┌─ MATERIALS PROVIDED

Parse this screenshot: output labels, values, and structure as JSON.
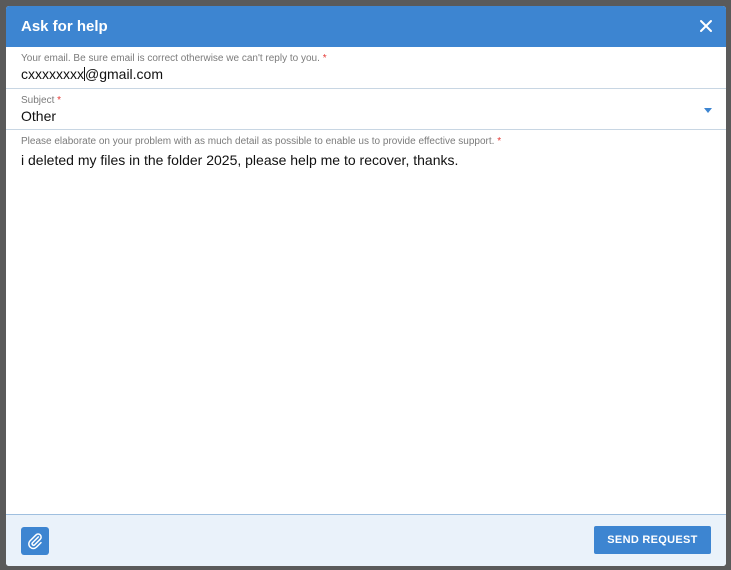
{
  "dialog": {
    "title": "Ask for help",
    "close_icon": "close-icon"
  },
  "email": {
    "label": "Your email. Be sure email is correct otherwise we can't reply to you.",
    "required_mark": "*",
    "value_before_cursor": "cxxxxxxxx",
    "value_after_cursor": "@gmail.com"
  },
  "subject": {
    "label": "Subject",
    "required_mark": "*",
    "selected": "Other",
    "dropdown_icon": "caret-down-icon"
  },
  "message": {
    "label": "Please elaborate on your problem with as much detail as possible to enable us to provide effective support.",
    "required_mark": "*",
    "value": "i deleted my files in the folder 2025, please help me to recover, thanks."
  },
  "footer": {
    "attach_icon": "paperclip-icon",
    "send_label": "SEND REQUEST"
  },
  "colors": {
    "accent": "#3d85d1",
    "required": "#e53935",
    "footer_bg": "#eaf2fa",
    "backdrop": "#5a5a5a"
  }
}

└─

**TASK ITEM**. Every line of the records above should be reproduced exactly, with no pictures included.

**WRITTEN RESPONSE**.
Parse this screenshot: output labels, values, and structure as JSON.
{
  "dialog": {
    "title": "Ask for help",
    "close_icon": "close-icon"
  },
  "email": {
    "label": "Your email. Be sure email is correct otherwise we can't reply to you.",
    "required_mark": "*",
    "value_before_cursor": "cxxxxxxxx",
    "value_after_cursor": "@gmail.com"
  },
  "subject": {
    "label": "Subject",
    "required_mark": "*",
    "selected": "Other",
    "dropdown_icon": "caret-down-icon"
  },
  "message": {
    "label": "Please elaborate on your problem with as much detail as possible to enable us to provide effective support.",
    "required_mark": "*",
    "value": "i deleted my files in the folder 2025, please help me to recover, thanks."
  },
  "footer": {
    "attach_icon": "paperclip-icon",
    "send_label": "SEND REQUEST"
  },
  "colors": {
    "accent": "#3d85d1",
    "required": "#e53935",
    "footer_bg": "#eaf2fa",
    "backdrop": "#5a5a5a"
  }
}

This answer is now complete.